Comparison of geographic atrophy growth rates using different imaging modalities in the COMPLETE study

Zohar Yehoshua, Carlos Alexandre De Amorim Garcia Filho, Renata Portella Nunes, Giovanni Gregori, Fernando M. Penha, Andrew A. Moshfeghi, Srini Vas Sadda, William Feuer, Philip J. Rosenfeld

Research output: Contribution to journalArticlepeer-review

26 Scopus citations

Abstract

BACKGROUND AND OBJECTIVE: To compare the measurements and growth rates of geographic atrophy (GA) secondary to age-related macular degeneration (AMD) obtained using different imaging modalities. PATIENTS AND METHODS: Thirty patients with AMD and GA measuring from 1.25 mm2 to 18 mm2 based on spectral-domain optical coherence tomography (SD-OCT) fundus imaging were enrolled. Imaging was performed at baseline and at follow-up months 3, 6, 9, and 12, including autofluorescence (AF) imaging with a fundus camera-based flash system (TRC-50DX; Topcon Medical Systems, Oakland, NJ; AF excitation λ: 535-585 nm; detection λ: 605-715 nm), AF and fluorescein angiography (FA) imaging with a confocal scanning laser ophthalmoscopy (SLO) system (Spectralis; Heidelberg Engineering, Heidelberg, Germany; AF excitation λ: 488 nm; detection λ: > 500 nm), and SD-OCT en face imaging (Cirrus; Carl Zeiss Meditec, Dublin, CA). RESULTS: Average baseline square root measurements and enlargement rates of square root areas appeared similar across all modalities; 0.2 mm was the largest difference between any pair of measurement means. The intraclass correlation coefficients (ICC) were essentially equal to 1 for all comparisons of area measurements but were lower for growth rates than area measurements. Comparison of 26-week average enlargement rates showed no significant difference between the SLO AF image and enhanced SD-OCT en face image (mean difference: 0.01 mm; SD: 0.10; P = .70). CONCLUSION: Agreement among all imaging modalities in measuring the areas of GA at baseline diminished when the growth rates of GA were compared over 26 weeks, likely because each imaging technique identifies different anatomic features along the border of GA, which may appear similar but change at different rates.

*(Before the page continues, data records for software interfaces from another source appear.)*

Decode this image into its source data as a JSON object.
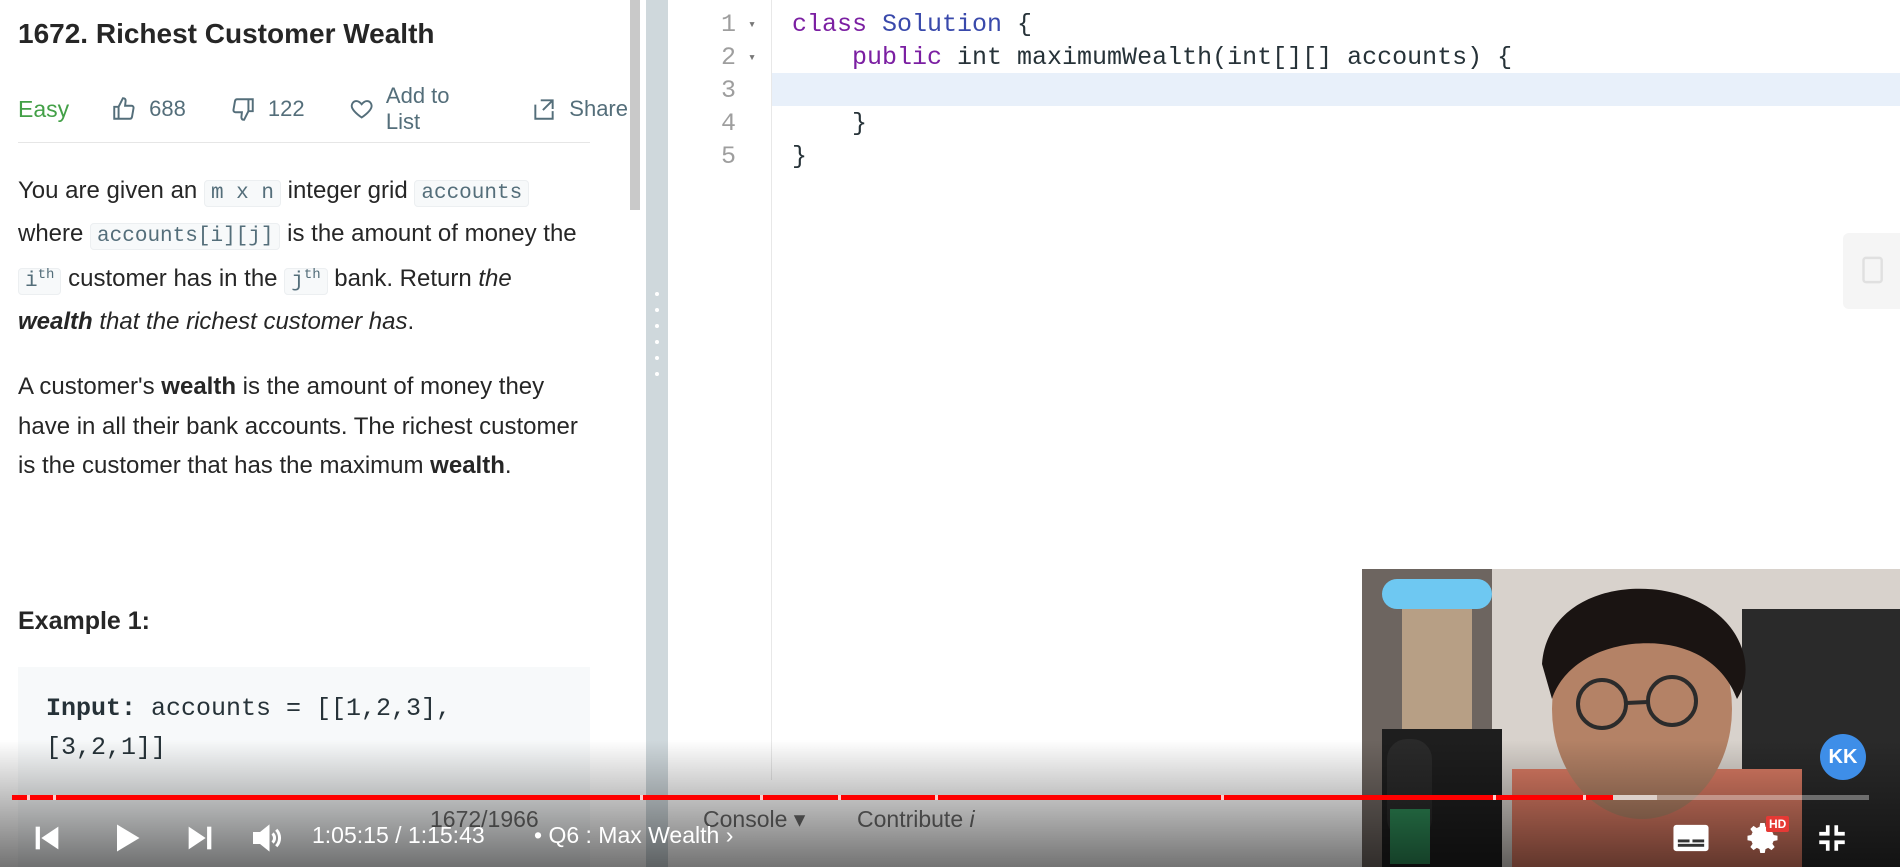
{
  "problem": {
    "title": "1672. Richest Customer Wealth",
    "difficulty": "Easy",
    "likes": "688",
    "dislikes": "122",
    "add_to_list": "Add to List",
    "share": "Share",
    "desc_p1_a": "You are given an ",
    "code_mxn": "m x n",
    "desc_p1_b": " integer grid ",
    "code_accounts": "accounts",
    "desc_p1_c": " where ",
    "code_accij": "accounts[i][j]",
    "desc_p1_d": " is the amount of money the ",
    "code_i": "i",
    "sup_th1": "th",
    "desc_p1_e": " customer has in the ",
    "code_j": "j",
    "sup_th2": "th",
    "desc_p1_f": " bank. Return ",
    "desc_p1_g": "the ",
    "desc_p1_bold": "wealth",
    "desc_p1_h": " that the richest customer has",
    "desc_p1_end": ".",
    "desc_p2_a": "A customer's ",
    "desc_p2_bold1": "wealth",
    "desc_p2_b": " is the amount of money they have in all their bank accounts. The richest customer is the customer that has the maximum ",
    "desc_p2_bold2": "wealth",
    "desc_p2_end": ".",
    "example_title": "Example 1:",
    "example_input_label": "Input:",
    "example_input_value": " accounts = [[1,2,3],[3,2,1]]"
  },
  "editor": {
    "lines": [
      {
        "num": "1",
        "fold": "▾"
      },
      {
        "num": "2",
        "fold": "▾"
      },
      {
        "num": "3",
        "fold": ""
      },
      {
        "num": "4",
        "fold": ""
      },
      {
        "num": "5",
        "fold": ""
      }
    ],
    "l1_kw": "class",
    "l1_cls": " Solution",
    "l1_rest": " {",
    "l2_indent": "    ",
    "l2_kw": "public",
    "l2_rest": " int maximumWealth(int[][] accounts) {",
    "l4": "    }",
    "l5": "}"
  },
  "bottom": {
    "pager": "1672/1966",
    "console": "Console",
    "contribute": "Contribute",
    "contribute_i": "i"
  },
  "player": {
    "time": "1:05:15 / 1:15:43",
    "chapter": "• Q6 : Max Wealth",
    "progress": 0.862,
    "buffered": 0.886,
    "hd_badge": "HD",
    "kk": "KK"
  }
}
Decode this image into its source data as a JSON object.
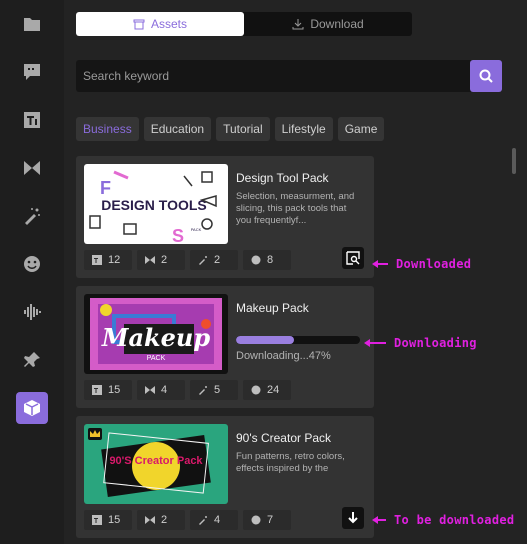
{
  "tabs": {
    "assets_label": "Assets",
    "download_label": "Download"
  },
  "search": {
    "placeholder": "Search keyword"
  },
  "categories": [
    "Business",
    "Education",
    "Tutorial",
    "Lifestyle",
    "Game"
  ],
  "sidebar": {
    "items": [
      {
        "icon": "folder-icon"
      },
      {
        "icon": "chat-icon"
      },
      {
        "icon": "text-icon"
      },
      {
        "icon": "transition-icon"
      },
      {
        "icon": "magic-wand-icon"
      },
      {
        "icon": "sticker-icon"
      },
      {
        "icon": "audio-icon"
      },
      {
        "icon": "pin-icon"
      },
      {
        "icon": "box-icon",
        "active": true
      }
    ]
  },
  "packs": [
    {
      "title": "Design Tool Pack",
      "description": "Selection, measurment, and slicing, this pack tools that you frequentlyf...",
      "thumb_text": "DESIGN TOOLS",
      "thumb_sub": "PACK",
      "stats": {
        "text": "12",
        "transition": "2",
        "effect": "2",
        "sticker": "8"
      },
      "state": "downloaded"
    },
    {
      "title": "Makeup Pack",
      "thumb_text": "Makeup",
      "thumb_sub": "PACK",
      "progress": 0.47,
      "progress_text": "Downloading...47%",
      "stats": {
        "text": "15",
        "transition": "4",
        "effect": "5",
        "sticker": "24"
      },
      "state": "downloading"
    },
    {
      "title": "90's Creator Pack",
      "description": "Fun patterns, retro colors, effects inspired by the",
      "thumb_text": "90'S Creator Pack",
      "stats": {
        "text": "15",
        "transition": "2",
        "effect": "4",
        "sticker": "7"
      },
      "state": "to_be_downloaded"
    }
  ],
  "annotations": {
    "downloaded": "Downloaded",
    "downloading": "Downloading",
    "to_be_downloaded": "To be downloaded"
  },
  "colors": {
    "accent": "#8a6cdc",
    "annotation": "#e020e0",
    "background": "#232323",
    "card": "#333333"
  }
}
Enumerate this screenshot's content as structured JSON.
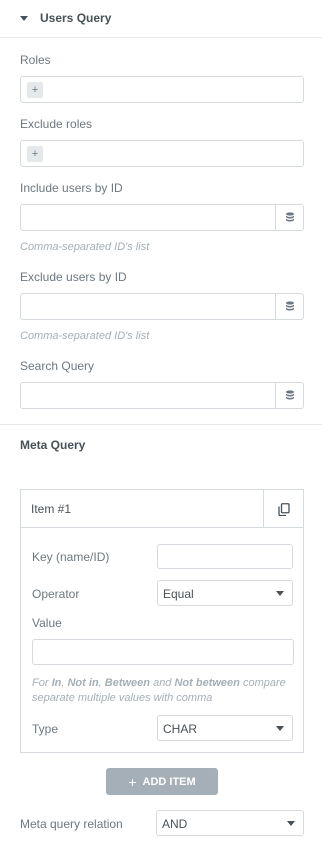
{
  "section": {
    "title": "Users Query"
  },
  "roles": {
    "label": "Roles",
    "add_glyph": "+"
  },
  "exclude_roles": {
    "label": "Exclude roles",
    "add_glyph": "+"
  },
  "include_ids": {
    "label": "Include users by ID",
    "hint": "Comma-separated ID's list",
    "value": ""
  },
  "exclude_ids": {
    "label": "Exclude users by ID",
    "hint": "Comma-separated ID's list",
    "value": ""
  },
  "search_query": {
    "label": "Search Query",
    "value": ""
  },
  "meta_query": {
    "heading": "Meta Query",
    "item": {
      "title": "Item #1",
      "key_label": "Key (name/ID)",
      "key_value": "",
      "operator_label": "Operator",
      "operator_value": "Equal",
      "value_label": "Value",
      "value_value": "",
      "hint_parts": {
        "p1": "For ",
        "b1": "In",
        "p2": ", ",
        "b2": "Not in",
        "p3": ", ",
        "b3": "Between",
        "p4": " and ",
        "b4": "Not between",
        "p5": " compare separate multiple values with comma"
      },
      "type_label": "Type",
      "type_value": "CHAR"
    },
    "add_item_label": "ADD ITEM",
    "add_item_glyph": "+",
    "relation_label": "Meta query relation",
    "relation_value": "AND"
  },
  "icons": {
    "caret": "caret-down-icon",
    "dynamic": "database-icon",
    "duplicate": "duplicate-icon",
    "select_arrow": "chevron-down-icon"
  },
  "colors": {
    "text": "#495157",
    "label": "#6d7882",
    "hint": "#a4afb7",
    "border": "#d5dadf",
    "button_bg": "#a4afb7"
  }
}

Original languageEnglish (US)
Pages (from-to)413-422
Number of pages10
JournalOphthalmic Surgery Lasers and Imaging Retina
Volume46
Issue number4
DOIs
StatePublished - Apr 1 2015

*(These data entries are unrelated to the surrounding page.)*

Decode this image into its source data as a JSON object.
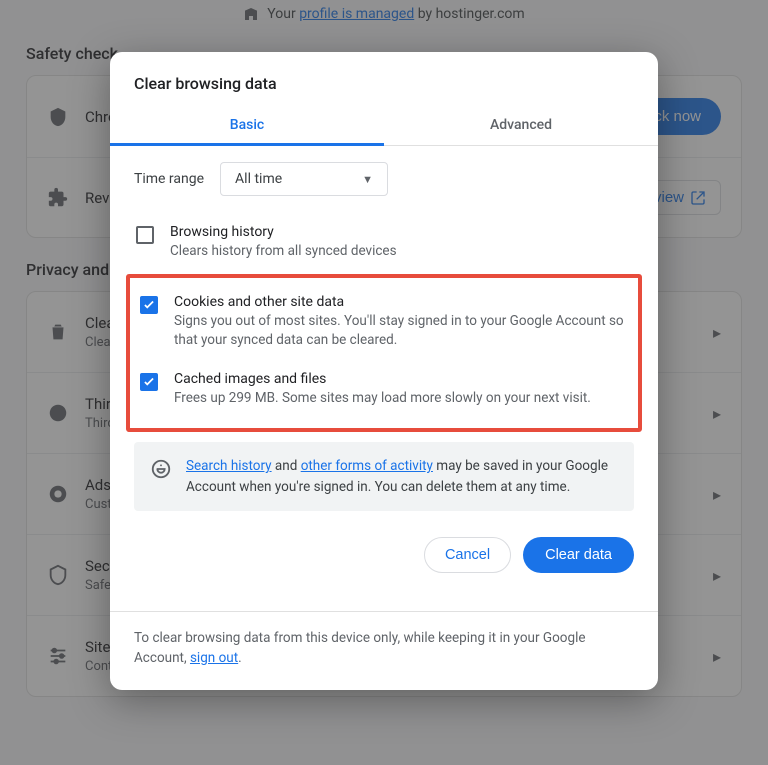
{
  "banner": {
    "prefix": "Your ",
    "link": "profile is managed",
    "suffix": " by hostinger.com"
  },
  "sections": {
    "safety_title": "Safety check",
    "privacy_title": "Privacy and security"
  },
  "safety": {
    "row1_label": "Chrome can help keep you safe",
    "check_now": "Check now",
    "row2_label": "Review",
    "review": "Review"
  },
  "privacy_rows": [
    {
      "title": "Clear browsing data",
      "sub": "Clear history, cookies, cache, and more"
    },
    {
      "title": "Third-party cookies",
      "sub": "Third-party cookies are blocked"
    },
    {
      "title": "Ads privacy",
      "sub": "Customize the info used by sites to show you ads"
    },
    {
      "title": "Security",
      "sub": "Safe Browsing and other security settings"
    },
    {
      "title": "Site settings",
      "sub": "Controls what information sites can use"
    }
  ],
  "dialog": {
    "title": "Clear browsing data",
    "tabs": {
      "basic": "Basic",
      "advanced": "Advanced"
    },
    "time_range_label": "Time range",
    "time_range_value": "All time",
    "options": [
      {
        "title": "Browsing history",
        "desc": "Clears history from all synced devices",
        "checked": false
      },
      {
        "title": "Cookies and other site data",
        "desc": "Signs you out of most sites. You'll stay signed in to your Google Account so that your synced data can be cleared.",
        "checked": true
      },
      {
        "title": "Cached images and files",
        "desc": "Frees up 299 MB. Some sites may load more slowly on your next visit.",
        "checked": true
      }
    ],
    "info": {
      "p1_link1": "Search history",
      "p1_mid": " and ",
      "p1_link2": "other forms of activity",
      "p1_tail": " may be saved in your Google Account when you're signed in. You can delete them at any time."
    },
    "actions": {
      "cancel": "Cancel",
      "clear": "Clear data"
    },
    "footer": {
      "text": "To clear browsing data from this device only, while keeping it in your Google Account, ",
      "link": "sign out",
      "tail": "."
    }
  }
}
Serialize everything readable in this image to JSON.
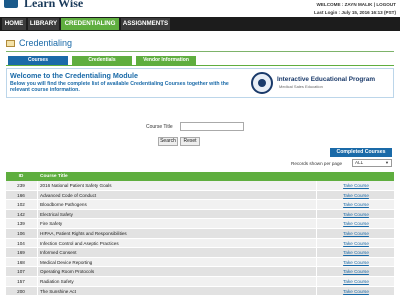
{
  "header": {
    "logo_text": "Learn Wise",
    "welcome": "WELCOME : ZAYN MALIK  |  LOGOUT",
    "last_login": "Last Login : July 15, 2016 16:13 (PST)"
  },
  "nav": {
    "home": "HOME",
    "library": "LIBRARY",
    "credentialing": "CREDENTIALING",
    "assignments": "ASSIGNMENTS"
  },
  "page": {
    "title": "Credentialing"
  },
  "subtabs": [
    "Courses",
    "Credentials",
    "Vendor Information"
  ],
  "intro": {
    "title": "Welcome to the Credentialing Module",
    "body": "Below you will find the complete list of available Credentialing Courses together with the relevant course information.",
    "brand_title": "Interactive Educational Program",
    "brand_sub": "Medical Sales Education"
  },
  "search": {
    "label": "Course Title",
    "value": "",
    "search_btn": "Search",
    "reset_btn": "Reset"
  },
  "completed_btn": "Completed Courses",
  "records": {
    "label": "Records shown per page",
    "selected": "ALL"
  },
  "table": {
    "headers": {
      "id": "ID",
      "title": "Course Title"
    },
    "rows": [
      {
        "id": "239",
        "title": "2016 National Patient Safety Goals",
        "action": "Take Course"
      },
      {
        "id": "166",
        "title": "Advanced Code of Conduct",
        "action": "Take Course"
      },
      {
        "id": "102",
        "title": "Bloodborne Pathogens",
        "action": "Take Course"
      },
      {
        "id": "142",
        "title": "Electrical Safety",
        "action": "Take Course"
      },
      {
        "id": "139",
        "title": "Fire Safety",
        "action": "Take Course"
      },
      {
        "id": "106",
        "title": "HIPAA, Patient Rights and Responsibilities",
        "action": "Take Course"
      },
      {
        "id": "104",
        "title": "Infection Control and Aseptic Practices",
        "action": "Take Course"
      },
      {
        "id": "169",
        "title": "Informed Consent",
        "action": "Take Course"
      },
      {
        "id": "168",
        "title": "Medical Device Reporting",
        "action": "Take Course"
      },
      {
        "id": "107",
        "title": "Operating Room Protocols",
        "action": "Take Course"
      },
      {
        "id": "157",
        "title": "Radiation Safety",
        "action": "Take Course"
      },
      {
        "id": "200",
        "title": "The Sunshine Act",
        "action": "Take Course"
      }
    ]
  },
  "colors": {
    "nav_active": "#5fae3f",
    "accent_blue": "#1a6aa8",
    "nav_bg": "#1c1c1c"
  }
}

ASJC Scopus subject areas

  • Surgery
  • Ophthalmology

Fingerprint Dive into the research topics of 'Comparison of geographic atrophy growth rates using different imaging modalities in the COMPLETE study'. Together they form a unique fingerprint.

Cite this